**WHAT IS EXPECTED**
Look through the entries below, please, and copy every line with the word "Flow".

--- MATERIAL FOR THIS TASK ---

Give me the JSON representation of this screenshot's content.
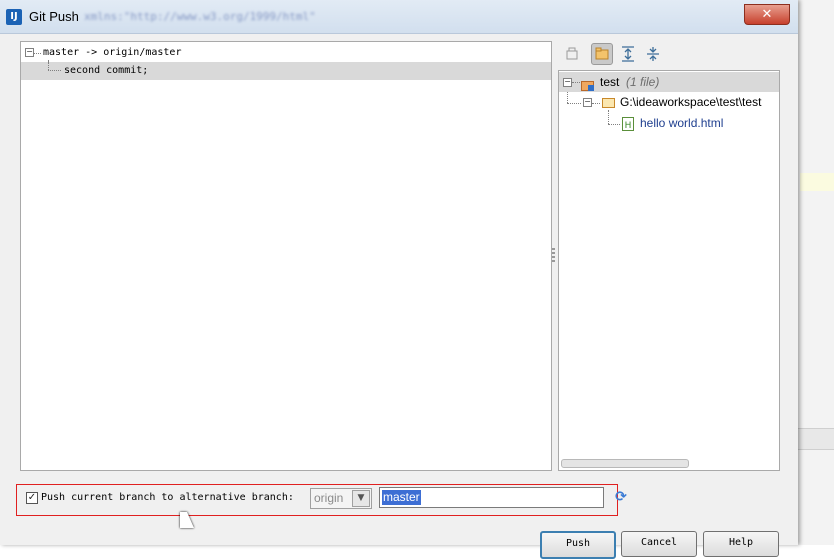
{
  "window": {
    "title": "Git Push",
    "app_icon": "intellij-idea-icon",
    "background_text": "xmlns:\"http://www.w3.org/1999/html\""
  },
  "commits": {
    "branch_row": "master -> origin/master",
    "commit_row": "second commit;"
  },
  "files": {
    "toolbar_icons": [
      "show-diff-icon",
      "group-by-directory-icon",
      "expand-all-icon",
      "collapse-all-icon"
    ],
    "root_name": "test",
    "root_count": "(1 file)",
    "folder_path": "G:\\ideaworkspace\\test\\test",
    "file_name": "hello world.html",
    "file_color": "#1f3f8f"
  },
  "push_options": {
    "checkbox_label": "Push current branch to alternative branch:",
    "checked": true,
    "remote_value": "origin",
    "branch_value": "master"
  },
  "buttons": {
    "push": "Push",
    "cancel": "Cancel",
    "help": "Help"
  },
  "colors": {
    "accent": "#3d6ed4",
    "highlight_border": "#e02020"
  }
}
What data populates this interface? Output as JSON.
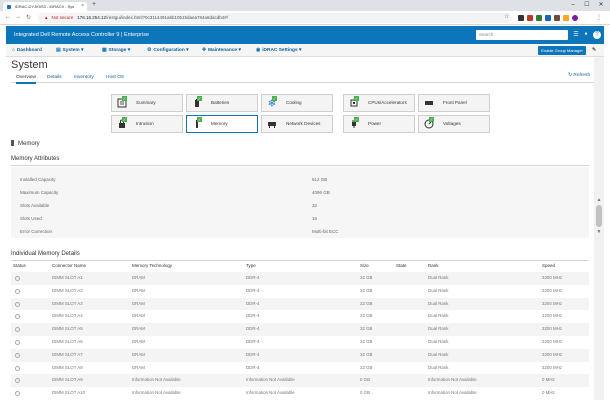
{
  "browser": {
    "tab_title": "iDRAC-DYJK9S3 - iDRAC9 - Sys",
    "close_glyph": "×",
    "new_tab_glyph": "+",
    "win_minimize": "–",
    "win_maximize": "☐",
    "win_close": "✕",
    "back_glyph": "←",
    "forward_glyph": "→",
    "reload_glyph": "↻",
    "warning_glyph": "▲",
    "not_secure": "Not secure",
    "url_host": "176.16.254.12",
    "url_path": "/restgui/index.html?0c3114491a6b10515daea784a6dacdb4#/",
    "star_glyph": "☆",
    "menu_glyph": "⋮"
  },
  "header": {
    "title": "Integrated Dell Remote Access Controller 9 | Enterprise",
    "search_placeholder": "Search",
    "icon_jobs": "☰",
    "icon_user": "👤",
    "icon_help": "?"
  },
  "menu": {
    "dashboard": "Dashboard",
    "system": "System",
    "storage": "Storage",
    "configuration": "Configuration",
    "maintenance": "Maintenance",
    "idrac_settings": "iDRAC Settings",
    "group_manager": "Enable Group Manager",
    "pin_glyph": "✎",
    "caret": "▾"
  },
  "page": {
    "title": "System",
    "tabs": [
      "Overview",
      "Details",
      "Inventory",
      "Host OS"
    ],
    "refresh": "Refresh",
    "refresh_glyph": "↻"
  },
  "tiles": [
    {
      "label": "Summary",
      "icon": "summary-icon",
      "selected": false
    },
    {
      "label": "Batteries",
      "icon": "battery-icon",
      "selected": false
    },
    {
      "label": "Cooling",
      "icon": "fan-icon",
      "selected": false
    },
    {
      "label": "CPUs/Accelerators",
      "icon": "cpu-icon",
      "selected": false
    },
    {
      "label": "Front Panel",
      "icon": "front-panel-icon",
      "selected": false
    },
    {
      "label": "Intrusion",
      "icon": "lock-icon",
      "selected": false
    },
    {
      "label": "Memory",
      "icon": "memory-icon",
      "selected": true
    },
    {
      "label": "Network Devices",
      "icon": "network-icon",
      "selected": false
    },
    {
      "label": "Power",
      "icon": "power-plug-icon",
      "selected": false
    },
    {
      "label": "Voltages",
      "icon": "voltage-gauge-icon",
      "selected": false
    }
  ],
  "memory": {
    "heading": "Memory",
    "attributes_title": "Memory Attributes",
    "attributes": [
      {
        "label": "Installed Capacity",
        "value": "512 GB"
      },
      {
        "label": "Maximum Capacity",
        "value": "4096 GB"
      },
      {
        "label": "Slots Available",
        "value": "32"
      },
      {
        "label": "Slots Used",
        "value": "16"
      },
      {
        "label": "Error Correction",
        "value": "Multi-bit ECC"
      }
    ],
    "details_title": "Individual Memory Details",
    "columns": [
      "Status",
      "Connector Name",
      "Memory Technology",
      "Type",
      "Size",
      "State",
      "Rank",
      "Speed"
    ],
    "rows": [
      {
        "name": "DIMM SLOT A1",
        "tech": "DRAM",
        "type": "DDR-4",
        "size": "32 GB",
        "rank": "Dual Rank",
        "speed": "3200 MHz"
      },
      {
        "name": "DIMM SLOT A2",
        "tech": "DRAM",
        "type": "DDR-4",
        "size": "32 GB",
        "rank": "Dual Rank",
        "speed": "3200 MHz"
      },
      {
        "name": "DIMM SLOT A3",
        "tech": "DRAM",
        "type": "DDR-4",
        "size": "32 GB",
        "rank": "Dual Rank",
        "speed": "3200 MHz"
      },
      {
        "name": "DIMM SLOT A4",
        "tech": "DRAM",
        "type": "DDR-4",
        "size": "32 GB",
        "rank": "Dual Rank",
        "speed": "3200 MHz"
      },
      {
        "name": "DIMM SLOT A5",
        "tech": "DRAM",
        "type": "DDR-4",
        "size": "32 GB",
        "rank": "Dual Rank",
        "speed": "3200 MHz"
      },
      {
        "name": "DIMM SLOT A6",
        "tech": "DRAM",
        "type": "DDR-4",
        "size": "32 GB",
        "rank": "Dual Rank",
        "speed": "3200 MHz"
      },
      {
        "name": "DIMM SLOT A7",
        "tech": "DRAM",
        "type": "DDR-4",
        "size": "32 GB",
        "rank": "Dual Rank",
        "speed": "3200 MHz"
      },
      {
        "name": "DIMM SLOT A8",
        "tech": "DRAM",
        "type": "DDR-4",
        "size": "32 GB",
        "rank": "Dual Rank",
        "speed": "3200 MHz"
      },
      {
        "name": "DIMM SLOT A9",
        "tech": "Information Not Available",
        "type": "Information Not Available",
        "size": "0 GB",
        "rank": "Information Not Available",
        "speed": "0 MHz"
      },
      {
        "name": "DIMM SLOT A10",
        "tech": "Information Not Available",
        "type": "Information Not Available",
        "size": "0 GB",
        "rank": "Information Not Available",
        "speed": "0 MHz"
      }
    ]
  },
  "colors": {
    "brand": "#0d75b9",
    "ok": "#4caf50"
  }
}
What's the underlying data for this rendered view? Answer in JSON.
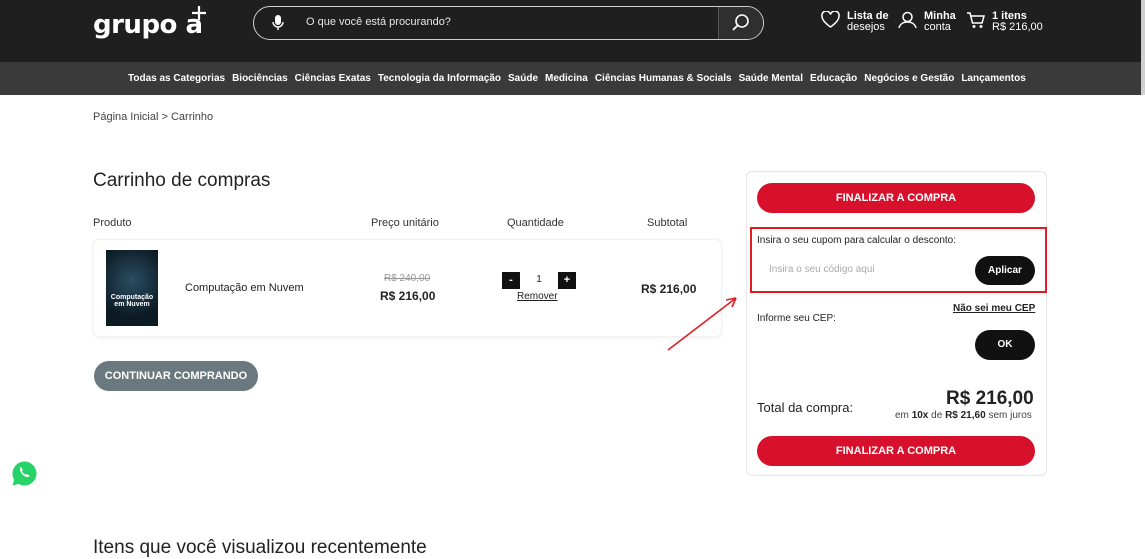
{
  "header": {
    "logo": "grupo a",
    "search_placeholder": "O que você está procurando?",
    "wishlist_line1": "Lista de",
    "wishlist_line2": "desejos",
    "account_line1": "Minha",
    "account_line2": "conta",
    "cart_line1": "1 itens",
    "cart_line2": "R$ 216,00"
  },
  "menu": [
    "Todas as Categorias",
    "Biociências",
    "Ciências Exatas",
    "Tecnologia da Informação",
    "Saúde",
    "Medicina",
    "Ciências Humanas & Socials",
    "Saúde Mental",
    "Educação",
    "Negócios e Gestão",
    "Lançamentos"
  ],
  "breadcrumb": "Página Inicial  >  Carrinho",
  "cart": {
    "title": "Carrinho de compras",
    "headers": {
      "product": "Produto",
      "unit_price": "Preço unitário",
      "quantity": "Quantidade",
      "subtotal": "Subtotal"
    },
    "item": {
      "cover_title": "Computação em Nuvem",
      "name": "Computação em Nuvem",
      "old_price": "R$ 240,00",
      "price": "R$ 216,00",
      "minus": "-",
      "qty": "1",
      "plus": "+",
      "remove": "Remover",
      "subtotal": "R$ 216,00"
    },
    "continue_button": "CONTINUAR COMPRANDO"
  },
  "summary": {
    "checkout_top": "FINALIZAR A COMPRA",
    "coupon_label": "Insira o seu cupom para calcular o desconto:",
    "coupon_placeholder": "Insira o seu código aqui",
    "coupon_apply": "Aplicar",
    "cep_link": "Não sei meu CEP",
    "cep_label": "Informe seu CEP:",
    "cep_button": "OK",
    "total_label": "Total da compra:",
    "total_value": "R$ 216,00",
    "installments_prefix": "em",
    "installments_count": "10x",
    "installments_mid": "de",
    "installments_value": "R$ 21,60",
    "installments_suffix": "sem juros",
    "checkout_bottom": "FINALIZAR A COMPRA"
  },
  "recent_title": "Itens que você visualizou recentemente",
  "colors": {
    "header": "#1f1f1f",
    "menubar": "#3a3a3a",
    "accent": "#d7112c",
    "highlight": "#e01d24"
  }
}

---
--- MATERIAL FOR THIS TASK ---

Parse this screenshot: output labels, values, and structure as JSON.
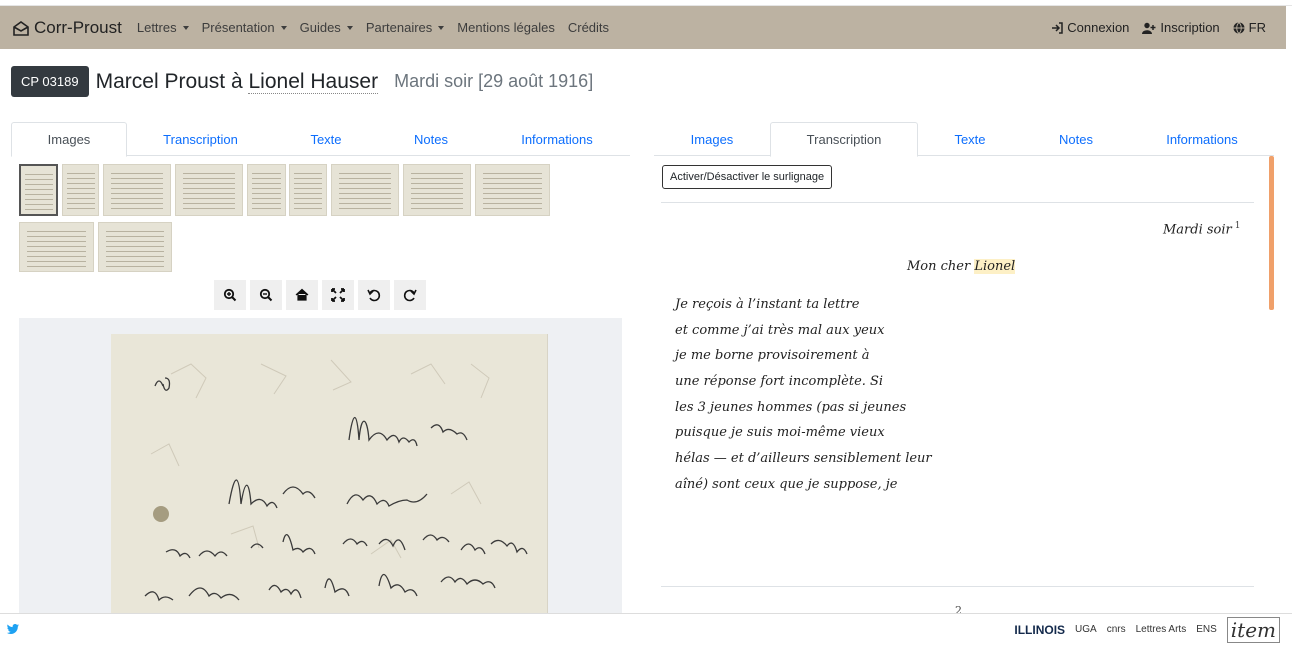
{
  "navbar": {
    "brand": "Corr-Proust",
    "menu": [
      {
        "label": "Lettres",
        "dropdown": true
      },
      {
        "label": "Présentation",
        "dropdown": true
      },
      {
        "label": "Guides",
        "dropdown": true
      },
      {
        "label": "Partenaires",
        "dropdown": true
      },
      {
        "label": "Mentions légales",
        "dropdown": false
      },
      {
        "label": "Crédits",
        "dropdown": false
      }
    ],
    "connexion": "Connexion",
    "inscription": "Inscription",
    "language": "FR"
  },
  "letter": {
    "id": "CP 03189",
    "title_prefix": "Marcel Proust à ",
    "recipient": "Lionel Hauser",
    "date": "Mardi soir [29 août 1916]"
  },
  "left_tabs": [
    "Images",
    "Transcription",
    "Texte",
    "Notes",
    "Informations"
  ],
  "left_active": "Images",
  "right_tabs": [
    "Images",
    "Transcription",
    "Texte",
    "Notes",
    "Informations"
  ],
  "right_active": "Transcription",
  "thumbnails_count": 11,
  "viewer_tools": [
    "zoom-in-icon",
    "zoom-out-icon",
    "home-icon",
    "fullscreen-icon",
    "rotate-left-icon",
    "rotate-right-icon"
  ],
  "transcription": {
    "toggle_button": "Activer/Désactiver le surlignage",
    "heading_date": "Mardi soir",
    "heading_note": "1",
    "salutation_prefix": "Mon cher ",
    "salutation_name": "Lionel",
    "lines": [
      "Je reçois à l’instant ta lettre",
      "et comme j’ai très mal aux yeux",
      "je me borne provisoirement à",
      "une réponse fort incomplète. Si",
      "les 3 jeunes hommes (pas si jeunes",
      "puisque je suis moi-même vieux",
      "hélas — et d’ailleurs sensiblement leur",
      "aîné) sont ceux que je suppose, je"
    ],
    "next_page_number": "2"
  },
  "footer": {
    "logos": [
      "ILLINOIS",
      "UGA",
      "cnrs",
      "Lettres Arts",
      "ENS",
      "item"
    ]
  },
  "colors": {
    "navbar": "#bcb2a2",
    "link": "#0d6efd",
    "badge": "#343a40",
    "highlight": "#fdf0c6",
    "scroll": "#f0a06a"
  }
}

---
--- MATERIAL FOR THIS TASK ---

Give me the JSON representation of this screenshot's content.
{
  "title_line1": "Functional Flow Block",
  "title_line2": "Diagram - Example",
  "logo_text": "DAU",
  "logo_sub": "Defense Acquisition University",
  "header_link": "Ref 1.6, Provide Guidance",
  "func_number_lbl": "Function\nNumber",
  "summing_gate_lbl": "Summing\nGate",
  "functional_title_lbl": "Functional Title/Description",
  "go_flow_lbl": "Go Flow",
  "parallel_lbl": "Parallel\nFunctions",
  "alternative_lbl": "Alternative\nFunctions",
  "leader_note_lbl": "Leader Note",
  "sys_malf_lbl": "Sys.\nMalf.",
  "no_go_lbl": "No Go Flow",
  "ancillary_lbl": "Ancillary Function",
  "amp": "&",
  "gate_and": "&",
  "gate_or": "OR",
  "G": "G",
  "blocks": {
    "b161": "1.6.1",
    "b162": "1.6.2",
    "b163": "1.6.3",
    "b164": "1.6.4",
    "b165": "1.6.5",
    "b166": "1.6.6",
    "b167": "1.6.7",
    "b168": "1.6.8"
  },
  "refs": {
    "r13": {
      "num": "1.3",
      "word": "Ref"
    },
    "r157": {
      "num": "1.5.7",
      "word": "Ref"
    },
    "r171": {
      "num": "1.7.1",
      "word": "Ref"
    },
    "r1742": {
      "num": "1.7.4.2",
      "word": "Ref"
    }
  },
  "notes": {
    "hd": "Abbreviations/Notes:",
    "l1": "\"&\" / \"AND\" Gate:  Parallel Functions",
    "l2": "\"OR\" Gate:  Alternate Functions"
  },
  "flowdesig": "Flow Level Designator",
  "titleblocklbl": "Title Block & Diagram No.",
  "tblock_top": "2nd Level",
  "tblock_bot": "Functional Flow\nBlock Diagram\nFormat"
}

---

**WRITTEN ANSWER**
  "title_line1": "Functional Flow Block",
  "go_flow_lbl": "Go Flow",
  "no_go_lbl": "No Go Flow",
  "flowdesig": "Flow Level Designator",
  "tblock_bot": "Functional Flow\nBlock Diagram\nFormat"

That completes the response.